August 15, 2004
It took me a while to figure out how to write this, and even longer to post it because I worried that part of it would hurt Phil’s feelings and I wanted to talk to him about it first.
Phil has been an intern at LAUP (Los Angeles Urban Project) working at a small Christian school in North Pasadena called Harambee for the last six weeks. It’s a Christian community-building project that has been in progress for the last 20 years or so. The link gives some background. Over the last few weeks, we’ve written a few letters back and forth because he has been without email or telephone access. They had an open house a few weeks ago, but I couldn’t go. Phil finished LAUP on Saturday afternoon, and I drove down on Sunday to hang out with him. He invited me to go to church with him. I met him at the Harvest Time Fellowship, just a few blocks away from where he had lived and worked.

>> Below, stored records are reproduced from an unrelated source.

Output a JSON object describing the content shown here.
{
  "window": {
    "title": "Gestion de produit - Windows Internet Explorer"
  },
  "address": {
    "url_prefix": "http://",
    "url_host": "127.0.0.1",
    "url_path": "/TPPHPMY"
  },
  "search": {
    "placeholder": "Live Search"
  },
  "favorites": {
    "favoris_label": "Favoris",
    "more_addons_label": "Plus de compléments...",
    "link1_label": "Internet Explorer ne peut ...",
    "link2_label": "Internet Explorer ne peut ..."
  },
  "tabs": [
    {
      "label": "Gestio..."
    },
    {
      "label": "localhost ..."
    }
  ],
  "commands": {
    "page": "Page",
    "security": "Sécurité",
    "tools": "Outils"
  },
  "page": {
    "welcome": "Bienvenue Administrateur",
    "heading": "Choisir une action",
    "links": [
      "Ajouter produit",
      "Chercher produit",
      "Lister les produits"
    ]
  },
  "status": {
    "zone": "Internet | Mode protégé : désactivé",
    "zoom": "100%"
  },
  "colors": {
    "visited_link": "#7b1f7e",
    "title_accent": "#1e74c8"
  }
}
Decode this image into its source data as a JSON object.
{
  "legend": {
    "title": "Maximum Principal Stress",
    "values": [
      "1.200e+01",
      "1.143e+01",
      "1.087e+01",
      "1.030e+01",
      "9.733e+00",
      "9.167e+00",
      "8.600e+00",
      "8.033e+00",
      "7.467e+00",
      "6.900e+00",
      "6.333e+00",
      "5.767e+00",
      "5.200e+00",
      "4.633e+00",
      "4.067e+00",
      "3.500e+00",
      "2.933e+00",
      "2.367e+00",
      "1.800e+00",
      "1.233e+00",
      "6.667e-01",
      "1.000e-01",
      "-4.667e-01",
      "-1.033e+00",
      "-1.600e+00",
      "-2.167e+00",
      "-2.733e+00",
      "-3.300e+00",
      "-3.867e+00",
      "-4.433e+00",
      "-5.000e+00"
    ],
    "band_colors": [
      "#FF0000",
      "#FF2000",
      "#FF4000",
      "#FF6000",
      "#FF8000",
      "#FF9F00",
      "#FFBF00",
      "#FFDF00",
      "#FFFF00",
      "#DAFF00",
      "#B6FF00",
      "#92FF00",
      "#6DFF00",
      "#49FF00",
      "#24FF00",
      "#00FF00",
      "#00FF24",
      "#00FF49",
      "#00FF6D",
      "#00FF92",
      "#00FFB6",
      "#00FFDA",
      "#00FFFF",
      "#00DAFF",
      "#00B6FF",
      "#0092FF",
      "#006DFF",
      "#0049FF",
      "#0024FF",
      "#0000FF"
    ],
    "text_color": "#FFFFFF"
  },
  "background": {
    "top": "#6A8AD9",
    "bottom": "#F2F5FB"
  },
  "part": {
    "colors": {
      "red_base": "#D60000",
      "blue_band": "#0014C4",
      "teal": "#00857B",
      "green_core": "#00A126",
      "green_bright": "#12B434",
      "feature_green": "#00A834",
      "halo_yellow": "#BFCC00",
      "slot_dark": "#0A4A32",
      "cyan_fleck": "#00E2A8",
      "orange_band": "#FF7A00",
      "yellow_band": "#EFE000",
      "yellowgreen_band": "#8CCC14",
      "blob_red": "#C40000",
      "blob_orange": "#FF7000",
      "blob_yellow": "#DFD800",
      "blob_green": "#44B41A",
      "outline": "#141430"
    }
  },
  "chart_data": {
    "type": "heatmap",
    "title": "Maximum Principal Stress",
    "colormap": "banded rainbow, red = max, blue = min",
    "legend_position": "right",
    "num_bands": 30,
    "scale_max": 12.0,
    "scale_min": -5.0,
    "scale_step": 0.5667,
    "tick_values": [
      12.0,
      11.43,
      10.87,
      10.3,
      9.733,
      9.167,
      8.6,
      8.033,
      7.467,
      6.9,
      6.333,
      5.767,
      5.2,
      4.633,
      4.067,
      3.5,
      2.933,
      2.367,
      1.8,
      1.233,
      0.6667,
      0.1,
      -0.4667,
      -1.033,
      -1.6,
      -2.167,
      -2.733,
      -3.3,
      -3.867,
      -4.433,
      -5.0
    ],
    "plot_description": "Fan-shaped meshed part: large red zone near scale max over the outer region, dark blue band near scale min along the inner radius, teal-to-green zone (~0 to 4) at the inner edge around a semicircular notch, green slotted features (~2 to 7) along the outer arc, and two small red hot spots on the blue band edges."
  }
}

When I got there he gave me a big hug, and several people around us introduced themselves. The church was majority black (the area is about 50/50 black and latino), and they know how to do church music. I had a great time singing along with songs that I didn’t know but that were natural enough that I picked them up after one verse. It was a small room, and the music leader was very energetic and you could just feel the sound as much as you could hear it. Then they had all the new people stand up and introduce themselves and say how they came to the church that day. Apart from me there was a family of three who were checking it out and a woman who spoke about her challenges turning her life around after drug use and prison. Everyone was very accepting and encouraging.
Then there was some more music, and then the sermon started. After about five minutes, I saw where it was going, and I felt myself start to withdraw. The pastor spoke about the ease with which people claiming to be Christians had found “new” ways to be Christian, but that the only way to heaven was through Christ. She said that people had become spiritually ignorant, that they didn’t read their bibles. She said that our leaders were ignorant of the bible. I found myself staring more and more at my hands. She pointed out that many things now were legal and acceptable that never used to be accepted. She was really going, now. When she got to the word “abomination,” I literally flinched. I couldn’t believe the hateful invective that flowed through a room that only a few minutes before had been filled with happy people singing about love and salvation.
It is one thing to read polls and realize intellectually that you are philosophically in the minority on an issue. But I’m sheltered. Like Phil pointed out many times when discussing the state of life around Harambee, I just wasn’t exposed to the kind of surroundings that define that culture. Being surrounded by it made me sick to my stomach. I stared straight into the back of the chair in front of me, swallowing profusely, and tried not to hear the echoing “Amen”s of people around me, agreeing with the terrible things that had been said.
And then I got angry. I wanted to stand up and shout at them for having so fucking little perspective. These are black people. Historically oppressed and denied rights. The pastor said she had become a Christian in the sixties; she lived through the Civil Rights struggle. How could they all sit there and listen to her say “A man has no right to live with another man, to marry another man” without stopping to think “Hey… I don’t really like this talk of denying people rights just because they aren’t like us…”? How could she say such things?
The sermon wandered away for a while, and I had a chance to cool down a little bit. When she returned to the subject, I felt my throat tightening again, so I stood up, placed the welcome packet they had given me when I introduced myself on top of my seat, and walked out.
After church ended, Phil showed me the Harambee school and where he’d been staying. And then we piled into Anabelle (as much as one can pile into a Miata) and blasted out to Upland, where his friend Jonny was having a barbecue for various IV people. I finally met Jonny’s wife Tanya, about whom I had heard over a year ago on Catalina, and she was both beautiful and charming. Liz and John (a.k.a. Alumnus B), two Mudd alumni, were there, so it was good to see them and talk a bit. There was a guy who had recently gotten back from Turkey, and was telling stories about his travels and some places he’d been. It was really interesting. I had to stifle a laugh when he said you can buy a beach-front house in Turkey for $20,000. Couldn’t even pay six months’ rent on one here for that
And there was Croquet, of which I played several games using very nearly the same set of rules each time. I came back from ridiculousness to win the first game I played. I was stunned. Luckily, I kept my head about me as I graciously lifted my arms above my head and bounced up and down in what I’m certain was a sportsmanlike display. Liz (not for the first time) told me to watch where I was swinging the mallet. The play of the afternoon, though, would have to be when I was the last non-poison ball left, and Jonny (I think) was chasing me around the lawn. Because I would lose if he hit me (but not if I hit him), my strategy was to hit the ball really hard. If I made it through the wicket, good to go. If I hit him, I could take another shot. If I missed, I’d be ‘way over somewhere else. This worked really well until I got along the edge of the lawn in a little rut. Jonny hit his ball toward mine, and it was running right along the edge of the lawn, sure to hit mine, until a low-hanging branch was there. His ball rolled up the branch, until it was almost directly above mine, then fell off sideways. Saved!
And then I lost the next turn. But it was still really cool.
After the barbecue, Phil went back to Harambee for one more night, and I drove back home, stopping at Ikea on the way to get lost for a few hours (but that’s a whole nother story).